|International Classification||C08G59/18, B05D7/24, C09D163/00, B05D7/14, C08G59/62, C08G59/16, C08G59/00, C08G59/68|
|Cooperative Classification||C08G59/62, C08G59/681, C08G59/1455, C08G59/687, C08G59/18, C09D163/00|
|European Classification||C08G59/68B, C08G59/18, C08G59/62, C09D163/00, C08G59/68F, C08G59/14K2D|
|Jan 26, 1982||AS||Assignment|
Owner name: UNION CARBIDE CORPORATION, OLD RIDGEBURY ROAD, DAN
Free format text: ASSIGNMENT OF ASSIGNORS INTEREST.;ASSIGNORS:FRANCE, HAYWOOD G.;KOLESKE, JOSEPH V.;REEL/FRAME:003945/0171
Effective date: 19820104
|Jan 9, 1986||AS||Assignment|
Owner name: MORGAN GUARANTY TRUST COMPANY OF NEW YORK, AND MOR
Free format text: MORTGAGE;ASSIGNORS:UNION CARBIDE CORPORATION, A CORP.,;STP CORPORATION, A CORP. OF DE.,;UNION CARBIDE AGRICULTURAL PRODUCTS CO., INC., A CORP. OF PA.,;AND OTHERS;REEL/FRAME:004547/0001
Effective date: 19860106
|Oct 8, 1986||AS||Assignment|
Owner name: UNION CARBIDE CORPORATION,
Free format text: RELEASED BY SECURED PARTY;ASSIGNOR:MORGAN BANK (DELAWARE) AS COLLATERAL AGENT;REEL/FRAME:004665/0131
Effective date: 19860925
|Mar 17, 1987||FPAY||Fee payment|
Year of fee payment: 4
|Mar 18, 1991||FPAY||Fee payment|
Year of fee payment: 8
|Jun 27, 1995||REMI||Maintenance fee reminder mailed|
|Nov 19, 1995||LAPS||Lapse for failure to pay maintenance fees|

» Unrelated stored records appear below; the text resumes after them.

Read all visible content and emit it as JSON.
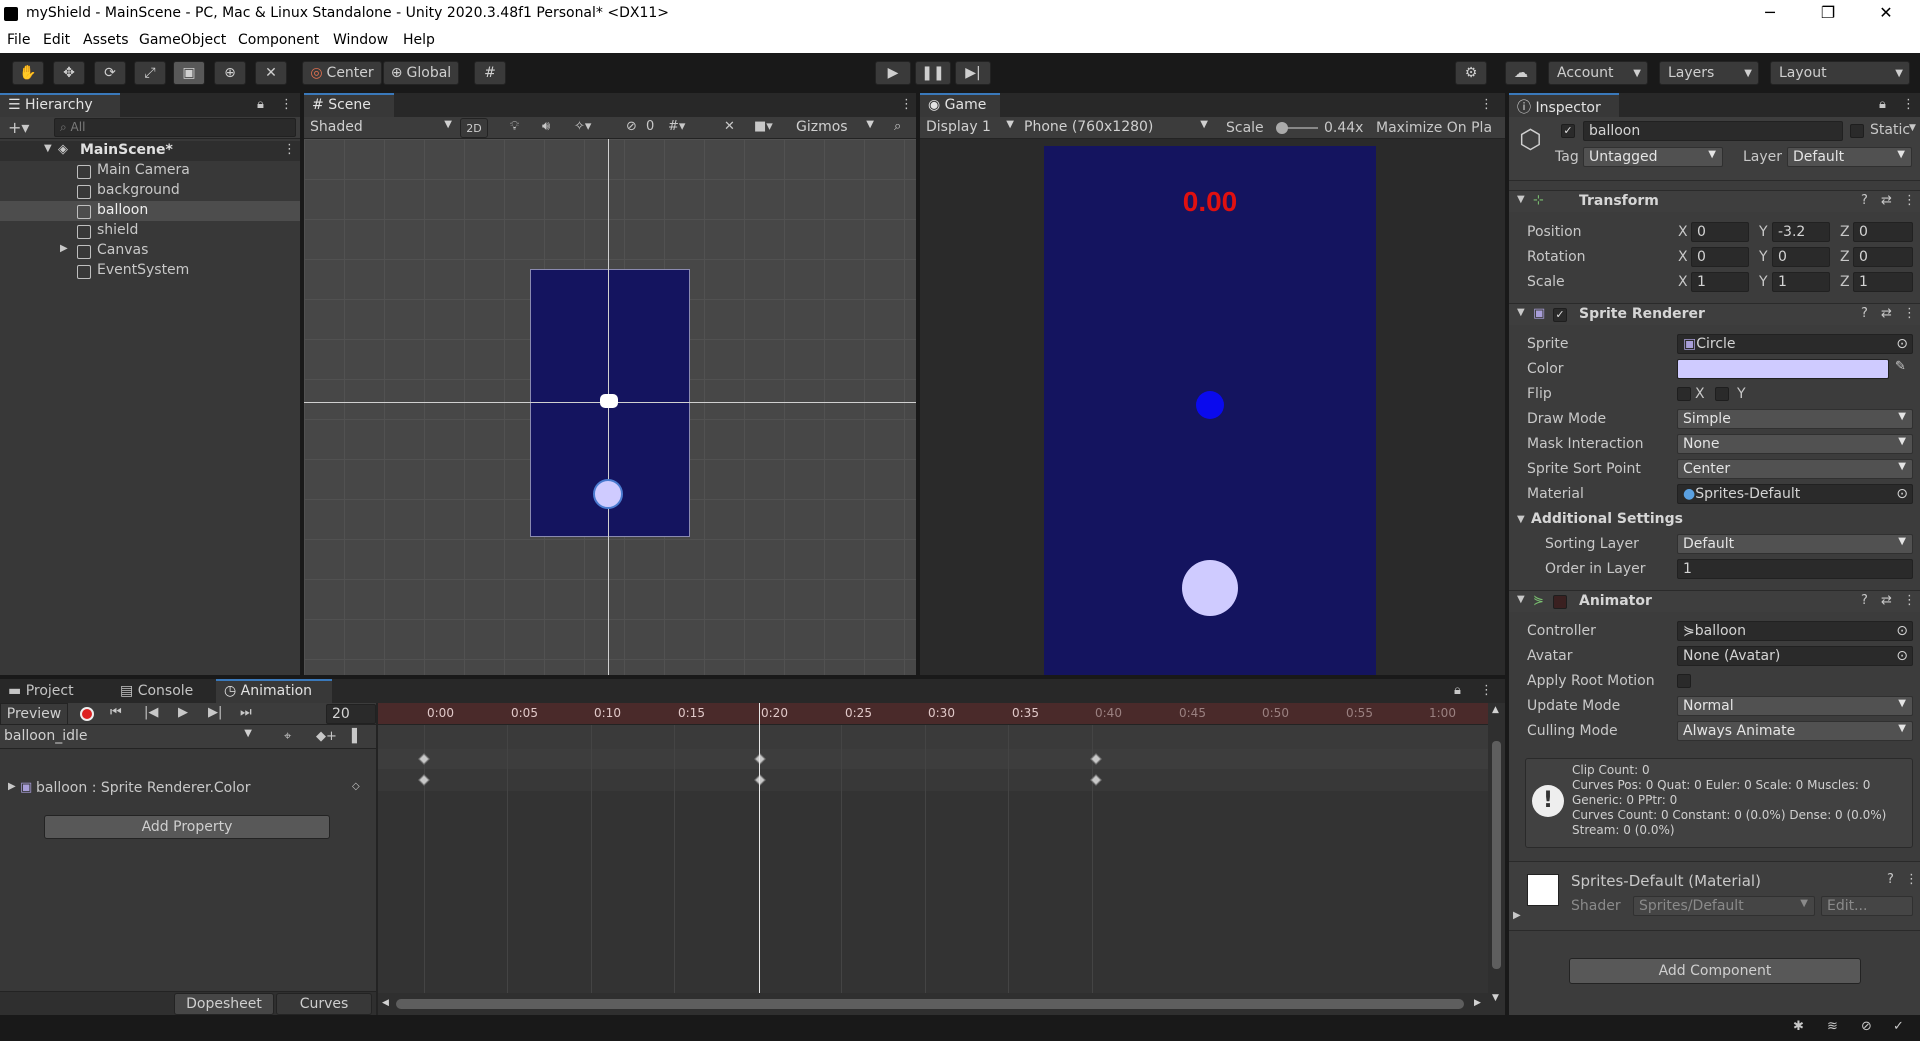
{
  "window": {
    "title": "myShield - MainScene - PC, Mac & Linux Standalone - Unity 2020.3.48f1 Personal* <DX11>",
    "minimize": "─",
    "maximize": "❐",
    "close": "✕"
  },
  "menu": [
    "File",
    "Edit",
    "Assets",
    "GameObject",
    "Component",
    "Window",
    "Help"
  ],
  "toolbar": {
    "pivot": "Center",
    "space": "Global",
    "account": "Account",
    "layers": "Layers",
    "layout": "Layout"
  },
  "hierarchy": {
    "tab": "Hierarchy",
    "search_placeholder": "All",
    "scene": "MainScene*",
    "items": [
      "Main Camera",
      "background",
      "balloon",
      "shield",
      "Canvas",
      "EventSystem"
    ]
  },
  "scene": {
    "tab": "Scene",
    "shading": "Shaded",
    "mode_2d": "2D",
    "hidden_count": "0",
    "gizmos": "Gizmos"
  },
  "game": {
    "tab": "Game",
    "display": "Display 1",
    "resolution": "Phone (760x1280)",
    "scale_label": "Scale",
    "scale_value": "0.44x",
    "maximize": "Maximize On Pla",
    "score": "0.00",
    "colors": {
      "background": "#14145f",
      "score": "#e01010",
      "ball": "#0a0aee",
      "balloon": "#cfcbff"
    }
  },
  "bottom_tabs": [
    "Project",
    "Console",
    "Animation"
  ],
  "animation": {
    "preview": "Preview",
    "frame": "20",
    "clip": "balloon_idle",
    "property": "balloon : Sprite Renderer.Color",
    "add_property": "Add Property",
    "time_labels": [
      "0:00",
      "0:05",
      "0:10",
      "0:15",
      "0:20",
      "0:25",
      "0:30",
      "0:35",
      "0:40",
      "0:45",
      "0:50",
      "0:55",
      "1:00"
    ],
    "dopesheet": "Dopesheet",
    "curves": "Curves"
  },
  "inspector": {
    "tab": "Inspector",
    "object_name": "balloon",
    "static": "Static",
    "tag_label": "Tag",
    "tag": "Untagged",
    "layer_label": "Layer",
    "layer": "Default",
    "transform": {
      "title": "Transform",
      "rows": [
        {
          "label": "Position",
          "x": "0",
          "y": "-3.2",
          "z": "0"
        },
        {
          "label": "Rotation",
          "x": "0",
          "y": "0",
          "z": "0"
        },
        {
          "label": "Scale",
          "x": "1",
          "y": "1",
          "z": "1"
        }
      ]
    },
    "sprite_renderer": {
      "title": "Sprite Renderer",
      "sprite_label": "Sprite",
      "sprite": "Circle",
      "color_label": "Color",
      "color": "#cfcbff",
      "flip_label": "Flip",
      "flip_x": "X",
      "flip_y": "Y",
      "draw_mode_label": "Draw Mode",
      "draw_mode": "Simple",
      "mask_label": "Mask Interaction",
      "mask": "None",
      "sort_point_label": "Sprite Sort Point",
      "sort_point": "Center",
      "material_label": "Material",
      "material": "Sprites-Default",
      "additional": "Additional Settings",
      "sorting_layer_label": "Sorting Layer",
      "sorting_layer": "Default",
      "order_label": "Order in Layer",
      "order": "1"
    },
    "animator": {
      "title": "Animator",
      "controller_label": "Controller",
      "controller": "balloon",
      "avatar_label": "Avatar",
      "avatar": "None (Avatar)",
      "root_motion_label": "Apply Root Motion",
      "update_label": "Update Mode",
      "update": "Normal",
      "culling_label": "Culling Mode",
      "culling": "Always Animate",
      "info": [
        "Clip Count: 0",
        "Curves Pos: 0 Quat: 0 Euler: 0 Scale: 0 Muscles: 0",
        "Generic: 0 PPtr: 0",
        "Curves Count: 0 Constant: 0 (0.0%) Dense: 0 (0.0%)",
        "Stream: 0 (0.0%)"
      ]
    },
    "material": {
      "title": "Sprites-Default (Material)",
      "shader_label": "Shader",
      "shader": "Sprites/Default",
      "edit": "Edit..."
    },
    "add_component": "Add Component"
  }
}
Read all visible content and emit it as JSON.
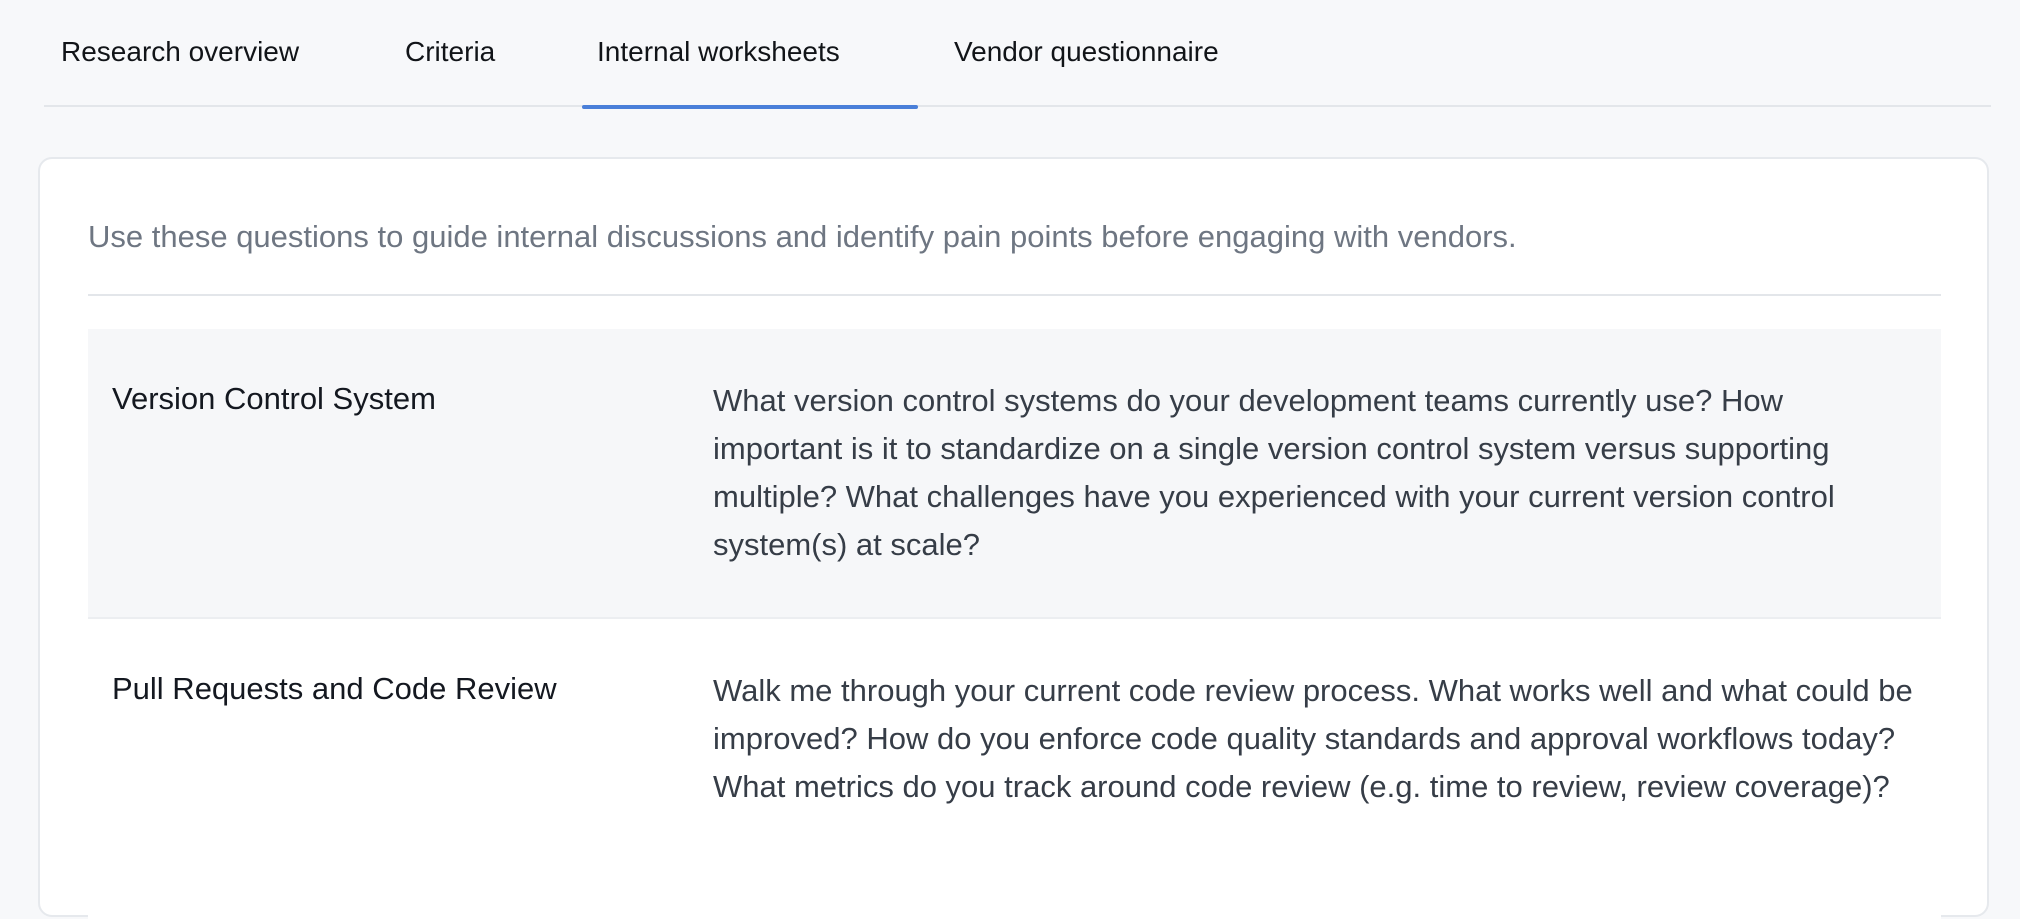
{
  "tabs": [
    {
      "label": "Research overview",
      "active": false
    },
    {
      "label": "Criteria",
      "active": false
    },
    {
      "label": "Internal worksheets",
      "active": true
    },
    {
      "label": "Vendor questionnaire",
      "active": false
    }
  ],
  "colors": {
    "active_tab_underline": "#4a7fd9",
    "page_background": "#f7f8fa",
    "muted_text": "#6e7682"
  },
  "worksheet": {
    "intro": "Use these questions to guide internal discussions and identify pain points before engaging with vendors.",
    "rows": [
      {
        "title": "Version Control System",
        "question": "What version control systems do your development teams currently use? How important is it to standardize on a single version control system versus supporting multiple? What challenges have you experienced with your current version control system(s) at scale?"
      },
      {
        "title": "Pull Requests and Code Review",
        "question": "Walk me through your current code review process. What works well and what could be improved? How do you enforce code quality standards and approval workflows today? What metrics do you track around code review (e.g. time to review, review coverage)?"
      }
    ]
  }
}
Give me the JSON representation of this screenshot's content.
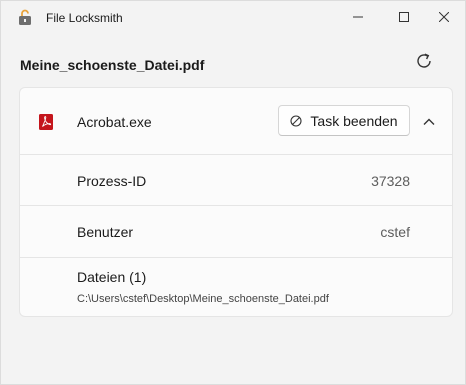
{
  "window": {
    "title": "File Locksmith",
    "minimize_icon": "minimize-icon",
    "maximize_icon": "maximize-icon",
    "close_icon": "close-icon"
  },
  "header": {
    "filename": "Meine_schoenste_Datei.pdf",
    "refresh_icon": "refresh-icon"
  },
  "process": {
    "name": "Acrobat.exe",
    "icon": "pdf-icon",
    "end_task_label": "Task beenden",
    "expanded": true,
    "details": {
      "pid_label": "Prozess-ID",
      "pid_value": "37328",
      "user_label": "Benutzer",
      "user_value": "cstef",
      "files_label": "Dateien (1)",
      "files": [
        "C:\\Users\\cstef\\Desktop\\Meine_schoenste_Datei.pdf"
      ]
    }
  },
  "colors": {
    "background": "#f3f3f3",
    "card": "#fbfbfb",
    "pdf_red": "#c4151c",
    "lock_orange": "#e8a33c"
  }
}
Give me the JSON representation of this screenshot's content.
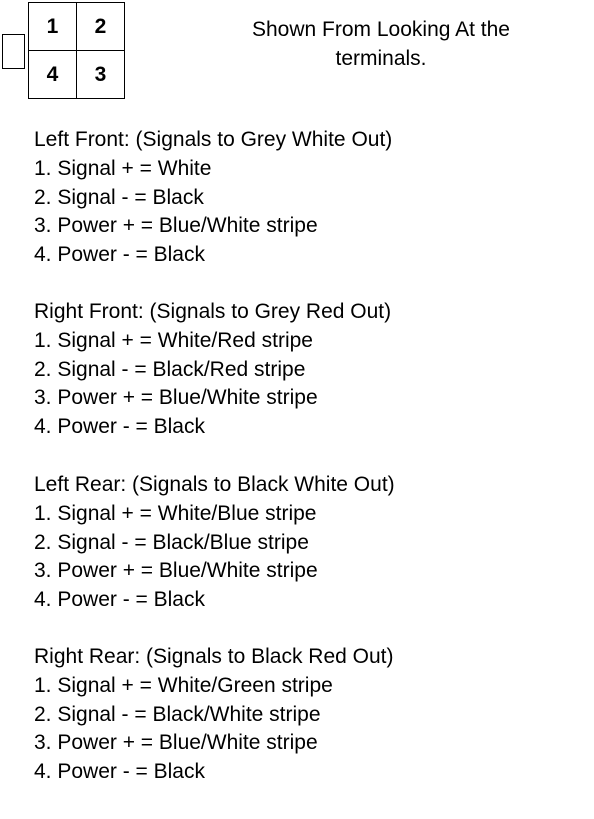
{
  "connector": {
    "pins": [
      {
        "position": "top-left",
        "label": "1"
      },
      {
        "position": "top-right",
        "label": "2"
      },
      {
        "position": "bottom-left",
        "label": "4"
      },
      {
        "position": "bottom-right",
        "label": "3"
      }
    ]
  },
  "caption": {
    "line1": "Shown From Looking At the",
    "line2": "terminals."
  },
  "sections": [
    {
      "title": "Left Front: (Signals to Grey White Out)",
      "lines": [
        "1. Signal + = White",
        "2. Signal - = Black",
        "3. Power + = Blue/White stripe",
        "4. Power - = Black"
      ]
    },
    {
      "title": "Right Front: (Signals to Grey Red Out)",
      "lines": [
        "1. Signal + = White/Red stripe",
        "2. Signal - = Black/Red stripe",
        "3. Power + = Blue/White stripe",
        "4. Power - = Black"
      ]
    },
    {
      "title": "Left Rear: (Signals to Black White Out)",
      "lines": [
        "1. Signal + = White/Blue stripe",
        "2. Signal - = Black/Blue stripe",
        "3. Power + = Blue/White stripe",
        "4. Power - = Black"
      ]
    },
    {
      "title": "Right Rear: (Signals to Black Red Out)",
      "lines": [
        "1. Signal + = White/Green stripe",
        "2. Signal - = Black/White stripe",
        "3. Power + = Blue/White stripe",
        "4. Power - = Black"
      ]
    }
  ]
}
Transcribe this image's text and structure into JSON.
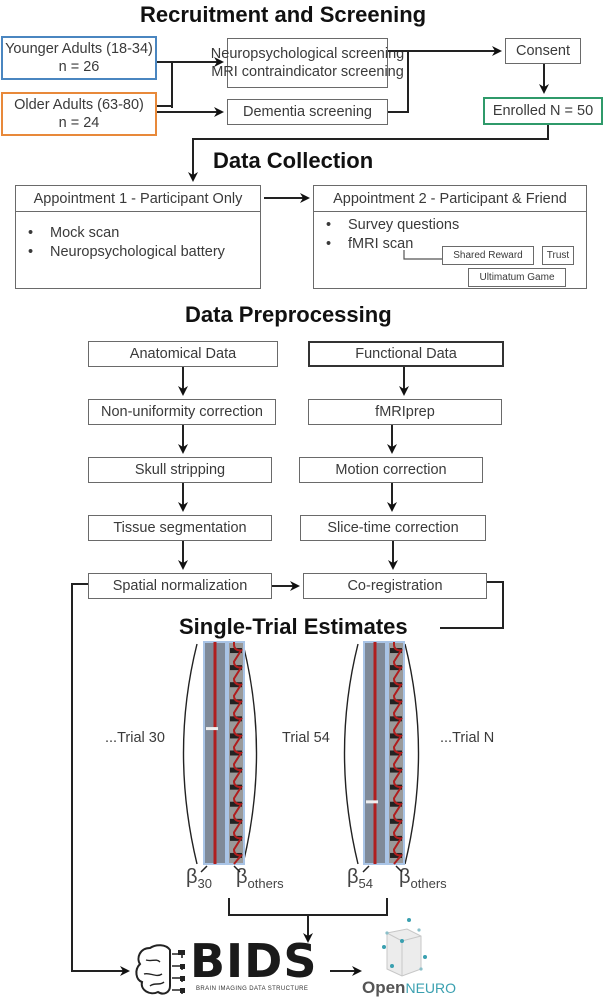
{
  "sections": {
    "recruitment": "Recruitment and Screening",
    "collection": "Data Collection",
    "preprocessing": "Data Preprocessing",
    "single_trial": "Single-Trial Estimates"
  },
  "recruitment": {
    "younger": {
      "label": "Younger Adults (18-34)",
      "n": "n = 26",
      "color": "#4a86c0"
    },
    "older": {
      "label": "Older Adults (63-80)",
      "n": "n = 24",
      "color": "#e8893a"
    },
    "screening1": {
      "line1": "Neuropsychological screening",
      "line2": "MRI contraindicator screening"
    },
    "screening2": "Dementia screening",
    "consent": "Consent",
    "enrolled": {
      "label": "Enrolled N = 50",
      "color": "#2f9a6a"
    }
  },
  "collection": {
    "appointment1": {
      "title": "Appointment 1 - Participant Only",
      "items": [
        "Mock scan",
        "Neuropsychological battery"
      ]
    },
    "appointment2": {
      "title": "Appointment 2 - Participant & Friend",
      "items": [
        "Survey questions",
        "fMRI scan"
      ],
      "tasks": [
        "Shared Reward",
        "Trust",
        "Ultimatum Game"
      ]
    }
  },
  "preprocessing": {
    "anatomical": [
      "Anatomical Data",
      "Non-uniformity correction",
      "Skull stripping",
      "Tissue segmentation",
      "Spatial normalization"
    ],
    "functional": [
      "Functional Data",
      "fMRIprep",
      "Motion correction",
      "Slice-time correction",
      "Co-registration"
    ]
  },
  "single_trial": {
    "labels": [
      "...Trial 30",
      "Trial 54",
      "...Trial N"
    ],
    "beta_left": [
      {
        "symbol": "β",
        "sub": "30"
      },
      {
        "symbol": "β",
        "sub": "others"
      }
    ],
    "beta_right": [
      {
        "symbol": "β",
        "sub": "54"
      },
      {
        "symbol": "β",
        "sub": "others"
      }
    ],
    "matrix_colors": {
      "bar": "#7f8a99",
      "edge": "#a9c4e6",
      "signal": "#b01e1e",
      "tick": "#222222"
    }
  },
  "output": {
    "bids": {
      "title": "BIDS",
      "subtitle": "BRAIN IMAGING DATA STRUCTURE"
    },
    "openneuro": {
      "open": "Open",
      "neuro": "NEURO",
      "accent": "#3aa0b0"
    }
  }
}
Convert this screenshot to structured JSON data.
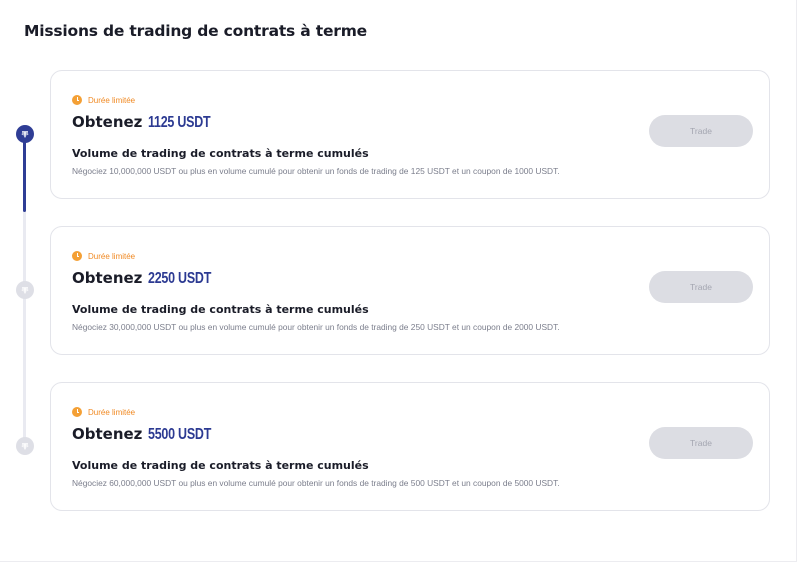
{
  "section": {
    "title": "Missions de trading de contrats à terme"
  },
  "timeline": {
    "progress_fraction": 0.25
  },
  "missions": [
    {
      "tag": "Durée limitée",
      "reward_prefix": "Obtenez",
      "reward_amount": "1125 USDT",
      "title": "Volume de trading de contrats à terme cumulés",
      "description": "Négociez 10,000,000 USDT ou plus en volume cumulé pour obtenir un fonds de trading de 125 USDT et un coupon de 1000 USDT.",
      "button_label": "Trade",
      "status": "active"
    },
    {
      "tag": "Durée limitée",
      "reward_prefix": "Obtenez",
      "reward_amount": "2250 USDT",
      "title": "Volume de trading de contrats à terme cumulés",
      "description": "Négociez 30,000,000 USDT ou plus en volume cumulé pour obtenir un fonds de trading de 250 USDT et un coupon de 2000 USDT.",
      "button_label": "Trade",
      "status": "inactive"
    },
    {
      "tag": "Durée limitée",
      "reward_prefix": "Obtenez",
      "reward_amount": "5500 USDT",
      "title": "Volume de trading de contrats à terme cumulés",
      "description": "Négociez 60,000,000 USDT ou plus en volume cumulé pour obtenir un fonds de trading de 500 USDT et un coupon de 5000 USDT.",
      "button_label": "Trade",
      "status": "inactive"
    }
  ],
  "colors": {
    "accent": "#2c3a92",
    "tag": "#f08a24",
    "button_disabled": "#dcdde3",
    "timeline_inactive": "#dedfe6"
  },
  "icons": {
    "tag_icon": "clock-icon",
    "node_icon": "tether-icon"
  }
}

|Jan 30, 1996||FP||Expired due to failure to pay maintenance fee|
Effective date: 19951122